Spencer Foundation: Small Research GrantsDeadline: August 1, 2017
The Small Research Grants program is intended to support education research projects with budgets of $50,000 or less. In keeping with the Spencer Foundation’s mission, this program aims to fund academic work that will contribute to the improvement of education, broadly conceived. Historically, the work funded through the Small Research Grants program has spanned a range of topics and disciplines, including education, psychology, sociology, economics, history, and anthropology, and they employ a wide range of research methods. The following examples of recently funded small grants illustrate the diversity of what is supported:
- An experimental study of how college students use visual representations in solving math problems
- A study exploring the process of racial and rural identity formation among African American high-school students who attend de facto segregated schools in the rural south
- A mixed-methods study focusing on the different types of knowledge novice and experienced teachers draw on in teaching for reading comprehension
The Small Research Grants focus areas are broadly organized as follows:
- Field-Initiated: Proposals in this area are those that fall under the Foundation’s general mission of funding research on education, but don’t appear to fit in one of the areas mentioned below.
- The Relation between Education and Social Opportunity: This area would include projects that seek to shed light on the role education can play in reducing economic and social inequalities – as well as, sometimes, reinforcing them – and to find ways to more fully realize education’s potential to promote more equal opportunity.

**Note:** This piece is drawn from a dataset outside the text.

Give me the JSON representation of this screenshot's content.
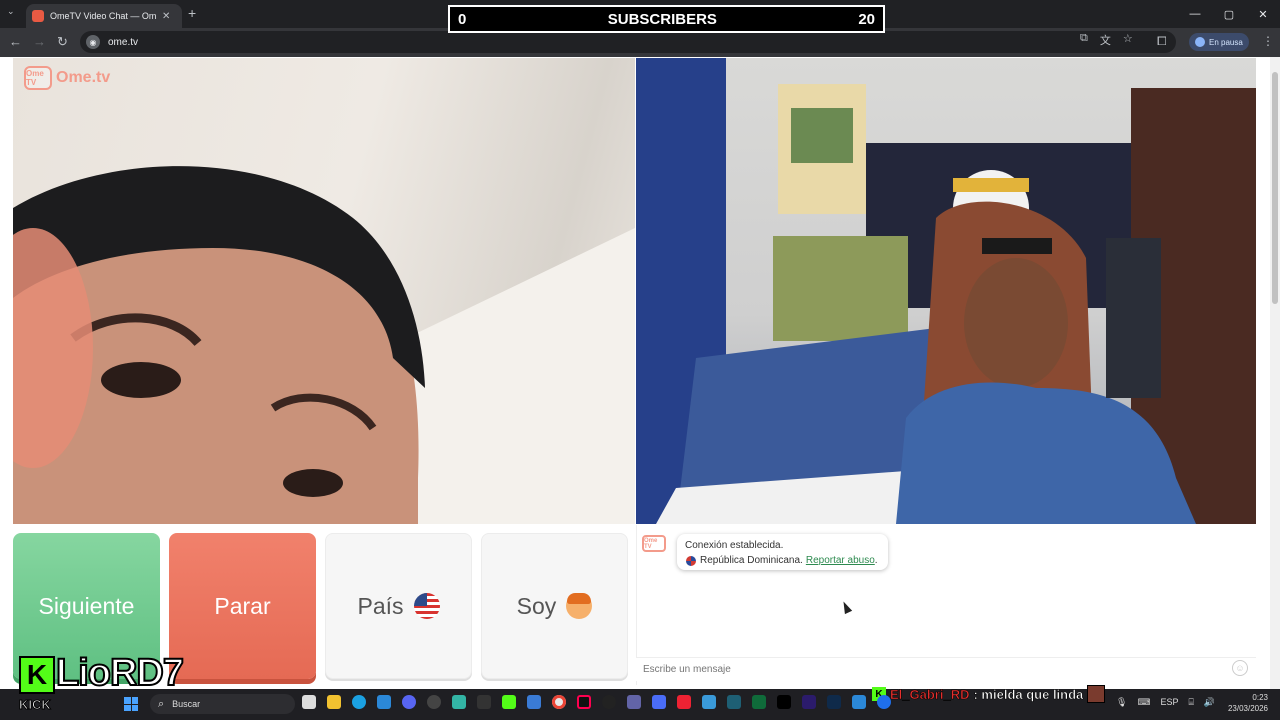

Proposals where the primary aim is to examine the ways in which differences in social and educational experiences (such as quality and character of schooling or the number of years in school) translate into differences including employment, earnings, and civic and academic outcomes would be included in this area.
- Teaching, Learning, and Instructional Resources: Studies in this area would be those that will lead to better understanding and improvements in the intellectual, material, and organizational resources that contribute to successful teaching and learning. They may investigate questions that are grounded directly in teaching practice, as well as research about important aspects of child and adult learning processes and contexts that hold promise for guiding informed policy making.
- The New Civics: This area represents the broader Foundation belief that cultivating knowledge and new ideas about civic education will ultimately improve students’ lives and enrich society. The designation “new” refers to an expanded understanding of civic education and its relationship to civic action. Thus, proposals with this focus would deepen our understanding of influences on civic action, attend to social inequalities in civic education, and have the potential to shape future research and practice in these fields.
- Organizational Learning in Schools, School Systems, and Higher Education Systems: Research in this area would contribute to strengthening the capacity of schools and education systems to operate as learning organizations. Because the capacity and motivation for organizational learning depend as well on the larger institutional structures within which schools and systems operate, research on, among other things, the roles of school boards, governments and unions; the role of markets and competition in the funding of schools; and the perceptions, concerns, and opportunities for voice among parents and the broader public would fall under this area.
- Purposes and Values of Education: Proposals in this area would be interested in advancing analytical, historical, and empirical work that probes effectively and creatively into deeply challenging and permanently important issues which can contribute toward social decision-making that moves education along constructive paths.
Amount: Grants of up to $50,000 are awarded.
- Principal Investigators (PIs) and Co-PIs applying for a research grant must have an earned doctorate in an academic discipline or professional field, or appropriate experience in an education research-related profession
- The PI must be affiliated with a college, university, school district, nonprofit research facility, or nonprofit cultural institution that is willing to serve as the fiscal agent if the grant is awarded
- Proposals are accepted from the U.S. and internationally